WORK REQUIRED: Copy the records word for word. Pictures do not go in.

—————

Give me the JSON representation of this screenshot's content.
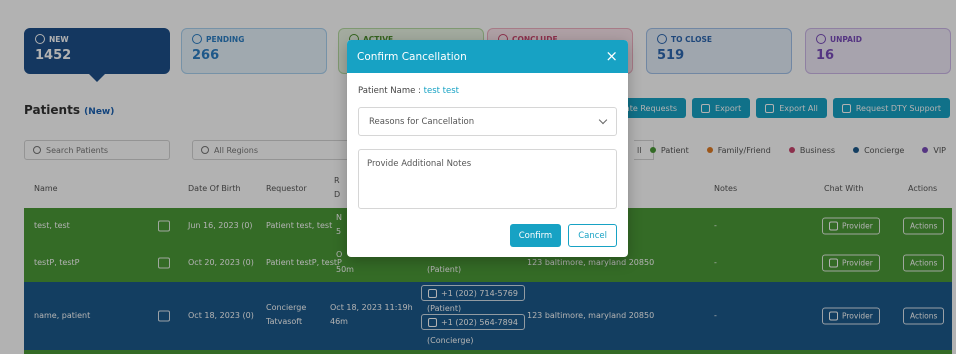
{
  "cards": [
    {
      "key": "new",
      "label": "NEW",
      "count": "1452",
      "icon": "circle-plus-icon"
    },
    {
      "key": "pending",
      "label": "PENDING",
      "count": "266",
      "icon": "user-clock-icon"
    },
    {
      "key": "active",
      "label": "ACTIVE",
      "count": "",
      "icon": "check-icon"
    },
    {
      "key": "conclude",
      "label": "CONCLUDE",
      "count": "",
      "icon": "users-icon"
    },
    {
      "key": "toclose",
      "label": "TO CLOSE",
      "count": "519",
      "icon": "close-list-icon"
    },
    {
      "key": "unpaid",
      "label": "UNPAID",
      "count": "16",
      "icon": "dollar-icon"
    }
  ],
  "page": {
    "title": "Patients",
    "subtitle": "(New)"
  },
  "toolbar": {
    "create_requests": "reate Requests",
    "export": "Export",
    "export_all": "Export All",
    "request_support": "Request DTY Support"
  },
  "filters": {
    "search_placeholder": "Search Patients",
    "regions_label": "All Regions",
    "all_chip": "ll"
  },
  "legend": [
    {
      "label": "Patient",
      "color": "#4b9a37"
    },
    {
      "label": "Family/Friend",
      "color": "#e07b24"
    },
    {
      "label": "Business",
      "color": "#c9456e"
    },
    {
      "label": "Concierge",
      "color": "#1c5a8c"
    },
    {
      "label": "VIP",
      "color": "#7a4dba"
    }
  ],
  "table": {
    "headers": {
      "name": "Name",
      "dob": "Date Of Birth",
      "requestor": "Requestor",
      "requested_partial": "R",
      "requested_partial2": "D",
      "notes": "Notes",
      "chat_with": "Chat With",
      "actions": "Actions"
    },
    "rows": [
      {
        "name": "test, test",
        "dob": "Jun 16, 2023 (0)",
        "requestor": "Patient test, test",
        "date_frag1": "N",
        "date_frag2": "5",
        "chat": "Provider",
        "notes": "-",
        "actions": "Actions"
      },
      {
        "name": "testP, testP",
        "dob": "Oct 20, 2023 (0)",
        "requestor": "Patient testP, testP",
        "date_frag1": "O",
        "date_frag2": "50m",
        "phone_tag": "(Patient)",
        "address": "123 baltimore, maryland 20850",
        "chat": "Provider",
        "notes": "-",
        "actions": "Actions"
      },
      {
        "name": "name, patient",
        "dob": "Oct 18, 2023 (0)",
        "requestor_line1": "Concierge",
        "requestor_line2": "Tatvasoft",
        "requested_line1": "Oct 18, 2023 11:19h",
        "requested_line2": "46m",
        "phone1": "+1 (202) 714-5769",
        "phone1_tag": "(Patient)",
        "phone2": "+1 (202) 564-7894",
        "phone2_tag": "(Concierge)",
        "address": "123 baltimore, maryland 20850",
        "chat": "Provider",
        "notes": "-",
        "actions": "Actions"
      }
    ]
  },
  "modal": {
    "title": "Confirm Cancellation",
    "close_glyph": "×",
    "patient_label": "Patient Name :",
    "patient_value": "test test",
    "reasons_placeholder": "Reasons for Cancellation",
    "notes_placeholder": "Provide Additional Notes",
    "confirm_label": "Confirm",
    "cancel_label": "Cancel"
  }
}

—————

RESULT FOR THIS EXERCISE:
Give me the JSON representation of this screenshot's content.
{
  "cards": [
    {
      "key": "new",
      "label": "NEW",
      "count": "1452",
      "icon": "circle-plus-icon"
    },
    {
      "key": "pending",
      "label": "PENDING",
      "count": "266",
      "icon": "user-clock-icon"
    },
    {
      "key": "active",
      "label": "ACTIVE",
      "count": "",
      "icon": "check-icon"
    },
    {
      "key": "conclude",
      "label": "CONCLUDE",
      "count": "",
      "icon": "users-icon"
    },
    {
      "key": "toclose",
      "label": "TO CLOSE",
      "count": "519",
      "icon": "close-list-icon"
    },
    {
      "key": "unpaid",
      "label": "UNPAID",
      "count": "16",
      "icon": "dollar-icon"
    }
  ],
  "page": {
    "title": "Patients",
    "subtitle": "(New)"
  },
  "toolbar": {
    "create_requests": "reate Requests",
    "export": "Export",
    "export_all": "Export All",
    "request_support": "Request DTY Support"
  },
  "filters": {
    "search_placeholder": "Search Patients",
    "regions_label": "All Regions",
    "all_chip": "ll"
  },
  "legend": [
    {
      "label": "Patient",
      "color": "#4b9a37"
    },
    {
      "label": "Family/Friend",
      "color": "#e07b24"
    },
    {
      "label": "Business",
      "color": "#c9456e"
    },
    {
      "label": "Concierge",
      "color": "#1c5a8c"
    },
    {
      "label": "VIP",
      "color": "#7a4dba"
    }
  ],
  "table": {
    "headers": {
      "name": "Name",
      "dob": "Date Of Birth",
      "requestor": "Requestor",
      "requested_partial": "R",
      "requested_partial2": "D",
      "notes": "Notes",
      "chat_with": "Chat With",
      "actions": "Actions"
    },
    "rows": [
      {
        "name": "test, test",
        "dob": "Jun 16, 2023 (0)",
        "requestor": "Patient test, test",
        "date_frag1": "N",
        "date_frag2": "5",
        "chat": "Provider",
        "notes": "-",
        "actions": "Actions"
      },
      {
        "name": "testP, testP",
        "dob": "Oct 20, 2023 (0)",
        "requestor": "Patient testP, testP",
        "date_frag1": "O",
        "date_frag2": "50m",
        "phone_tag": "(Patient)",
        "address": "123 baltimore, maryland 20850",
        "chat": "Provider",
        "notes": "-",
        "actions": "Actions"
      },
      {
        "name": "name, patient",
        "dob": "Oct 18, 2023 (0)",
        "requestor_line1": "Concierge",
        "requestor_line2": "Tatvasoft",
        "requested_line1": "Oct 18, 2023 11:19h",
        "requested_line2": "46m",
        "phone1": "+1 (202) 714-5769",
        "phone1_tag": "(Patient)",
        "phone2": "+1 (202) 564-7894",
        "phone2_tag": "(Concierge)",
        "address": "123 baltimore, maryland 20850",
        "chat": "Provider",
        "notes": "-",
        "actions": "Actions"
      }
    ]
  },
  "modal": {
    "title": "Confirm Cancellation",
    "close_glyph": "×",
    "patient_label": "Patient Name :",
    "patient_value": "test test",
    "reasons_placeholder": "Reasons for Cancellation",
    "notes_placeholder": "Provide Additional Notes",
    "confirm_label": "Confirm",
    "cancel_label": "Cancel"
  }
}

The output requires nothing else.